Yuyo is a young French Startup, who makes 3D printed surfboards from biodegradable materials. Since its creation, it has been striving to protect the oceans through greener products. All while maintaining the level of performance expected by many surfers around the globe. By turning to 3D printing, the startup is able to offer custom and locally made boards while reducing the level of waste normally achieved by traditional manufacturing methods. Yuyo founder, Romain Paul, explains hereunder a little more about the entire production process but also about the link between 3D printing and sustainable alternatives.
Can you introduce yourself and your link to 3D printing?
I have been a surfer since the age of 8 and a shaper for ten years. I decided now to devote myself along with my 3 partners to try to solve the “paradox of the surfer” i.e. to offer practitioners of this sport of ecological and responsible boards, in line with their environmental convictions. We first oriented our research towards wooden constructions, but we had trouble finding the right recipe: glue toxicity, economic viability problems etc. Having worked for an online printer, we regularly attended trade fairs. After a few training sessions and initiation in a Fablab (Labsud in Montpellier) with professionals, we discovered 3D printing’s great potential.
Could you please explain the paradox of the surfer?
The surf industry is characterised by a historical paradox born in the 1950s. At that time, board manufacturers began to use polyurethane and composite alloys, fiberglass and polyester resins in the design of their models.

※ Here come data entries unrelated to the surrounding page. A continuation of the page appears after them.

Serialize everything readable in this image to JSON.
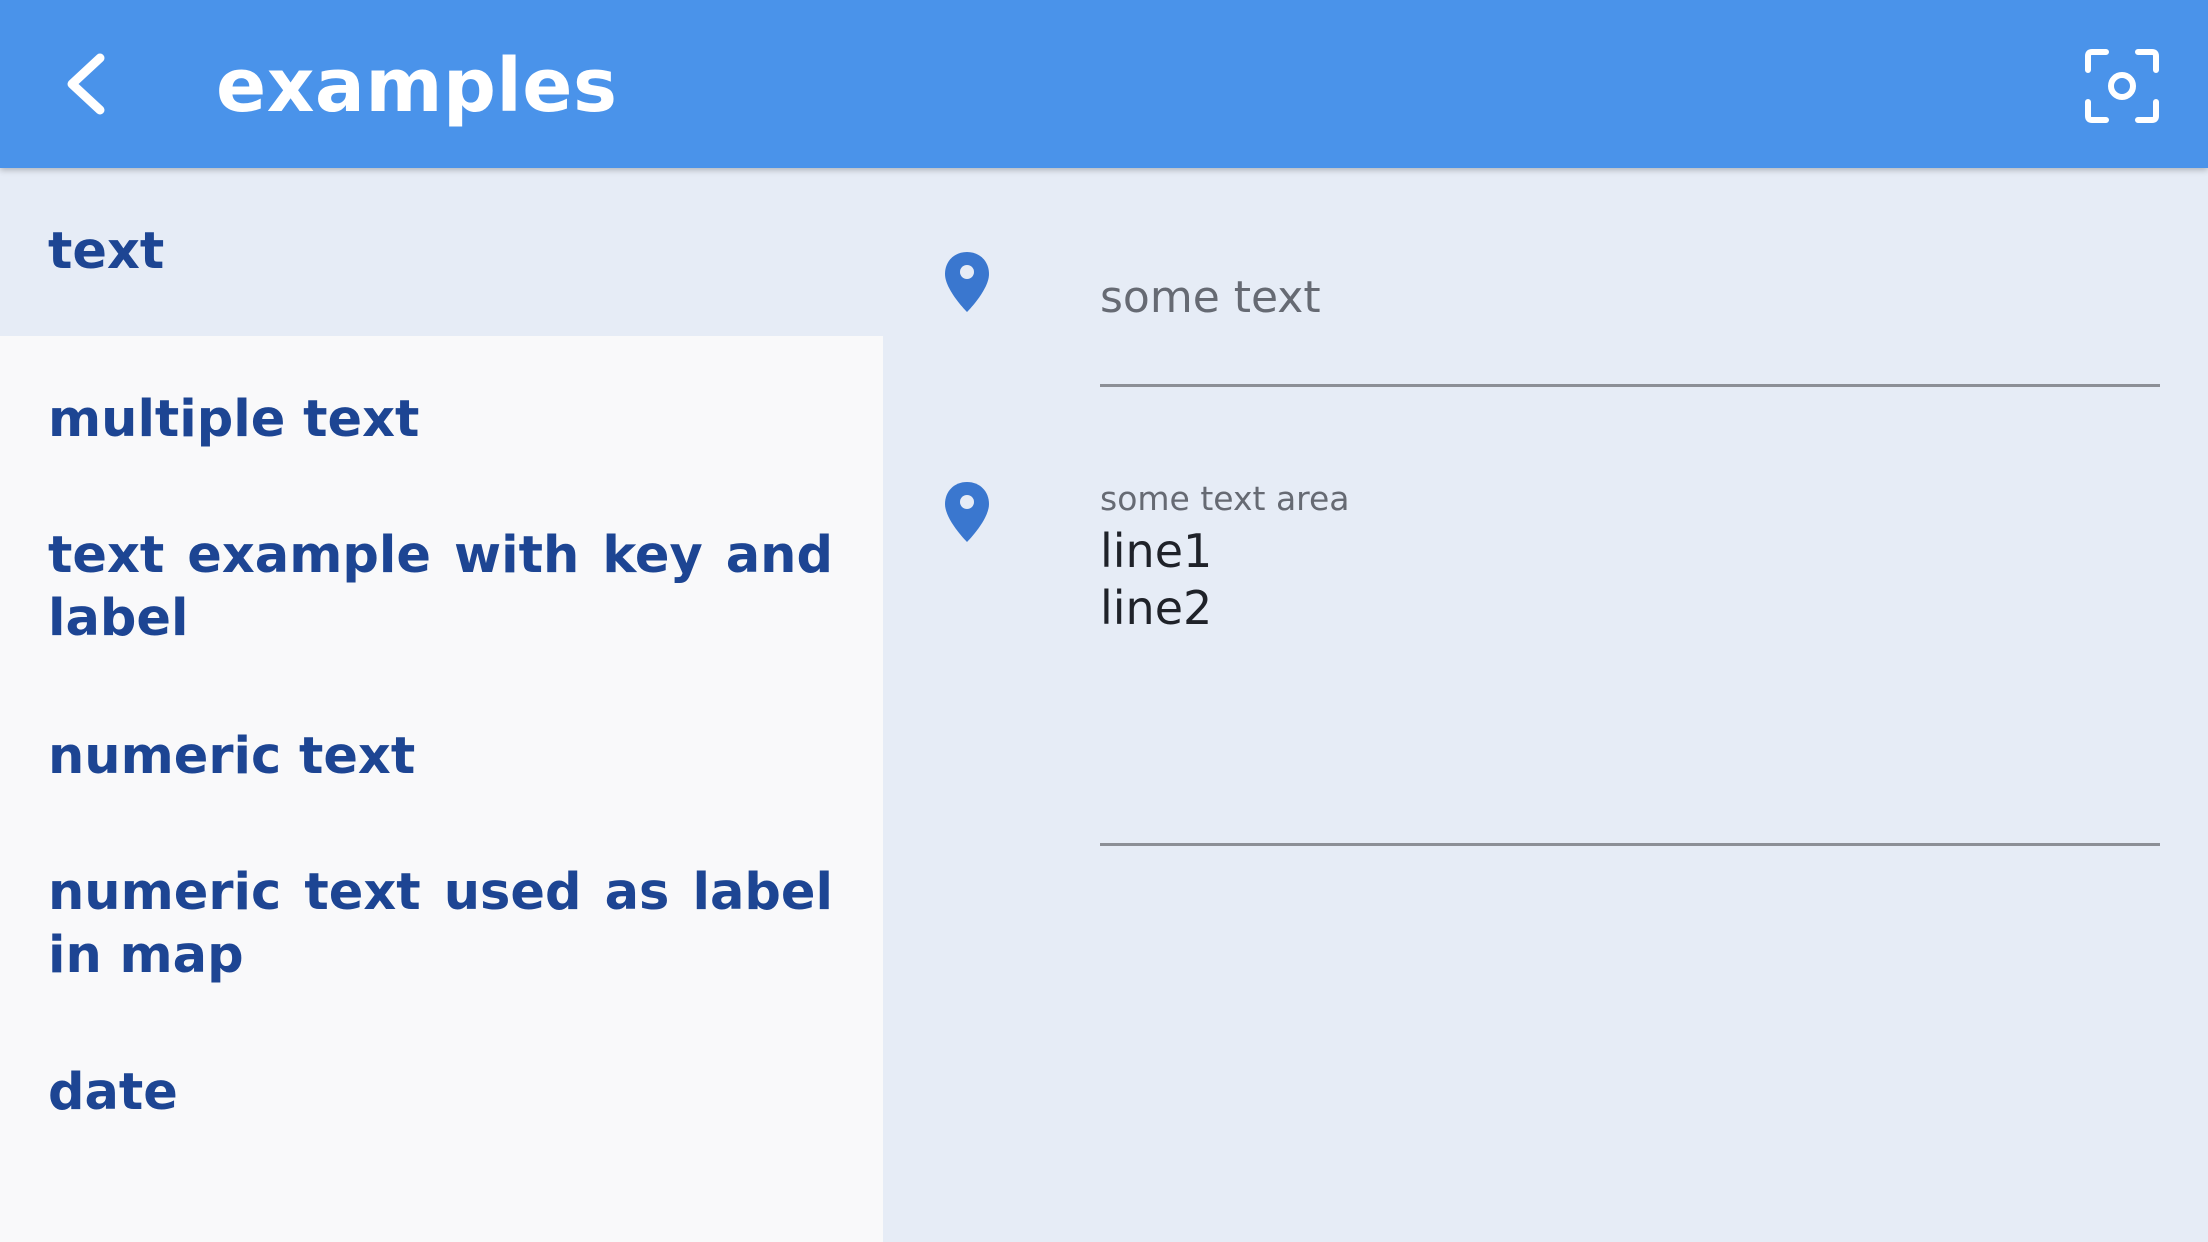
{
  "appbar": {
    "title": "examples",
    "back_icon": "arrow-back-icon",
    "scan_icon": "scan-focus-icon",
    "color": "#4a93ea"
  },
  "sidebar": {
    "items": [
      {
        "label": "text",
        "selected": true
      },
      {
        "label": "multiple text",
        "selected": false
      },
      {
        "label": "text example with key and label",
        "selected": false
      },
      {
        "label": "numeric text",
        "selected": false
      },
      {
        "label": "numeric text used as label in map",
        "selected": false
      },
      {
        "label": "date",
        "selected": false
      }
    ]
  },
  "form": {
    "text_field": {
      "icon": "location-pin-icon",
      "placeholder": "some text",
      "value": ""
    },
    "text_area": {
      "icon": "location-pin-icon",
      "label": "some text area",
      "line1": "line1",
      "line2": "line2"
    }
  },
  "colors": {
    "accent": "#4a93ea",
    "item_text": "#1d4593",
    "pin": "#3a77cf",
    "background": "#e6ecf6"
  }
}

The laminated planks were not only lighter than their larger wooden sisters. But also highly resistant to mechanical stress while retaining the flexibility and fluidity sought by practitioners. Initially reserved for high performance, these manufacturing methods quickly spread to become the undisputed standard in the manufacture of surfboards.
Today, more than half a century later, this method of manufacture has remained the same! The supply of materials has increased slightly with the introduction of expanded polystyrene and epoxy resins, but the planks are made in the same way. A piece of foam (polyurethane or polystyrene) is cut to shape and covered with one or multiple layers of fiberglass and polyester or epoxy resin. In other words: a real cocktail of pollutants, non-recyclable and material particularly toxic for the marine environment. In addition to their impact on the environment, the handling of these products is also dangerous for humans and endangers the health of shapers.
However, by practicing surfing, one naturally develops a particularly acute environmental awareness. The waves on which we surf are the product of natural elements: currents, winds, tides, morphology of the seabed etc. The practice of our sport depends on the goodwill of the seas and oceans, which are our playground. This strong connection to the natural environment makes the culture of surfing a culture by essence eco-responsible. There is therefore a real contradiction between the surfers’ vision and environmental beliefs and the toxicity of the equipment they use. It is this paradox that we wish to solve by proposing bio-sourced surfboards, that is to say composed of 95% natural material, vegetable or mineral. Planks harmless for the marine environment.
Why did Yuyo turn to 3D printing to make your surfboards?
Additive manufacturing allows us to:
- Use natural materials: we print the internal structure of our boards with PLA, a biopolymer of vegetable origin, entirely biodegradable.
- Produce locally, close to practice sites and thus reduce CO2 emissions from transport
- Limit the margin of error and increase the level of precision by reducing human intervention
- Significantly reduce waste generation compared to traditional subtractive manufacturing
- Produce custom-made boards on demand, with unlimited potential for personalisation.
Can you tell us more about Yuyo and your 3D printing process?
We made several prototypes with different machine manufacturers in Europe and we finally chose the company Tobeca, based in Vendôme. We have ordered a machine form them, that has been installed in our Montpellier workshop in early January. This machine allows us to manufacture boards up to 2,40 m high and 65 cm wide. It takes an average of 30 to 40 hours to print a board. After printing, we laminate our boards with a natural fiber and a biosourced resin.
How do you think 3D printing can help preserve our environment?
3D printing can relocate industrial production. This contributes to the economic development of the territories concerned but also reduces greenhouse gas emissions linked to transport. It also considerably reduces the production of industrial waste, as we only use the strict amount of material needed to manufacture each piece. Finally, 3D printing allows the democratisation of ecological materials such as PLA.
This article and interview has been written 3dnatives.com.
Industries: Sports, Leisure & Recreation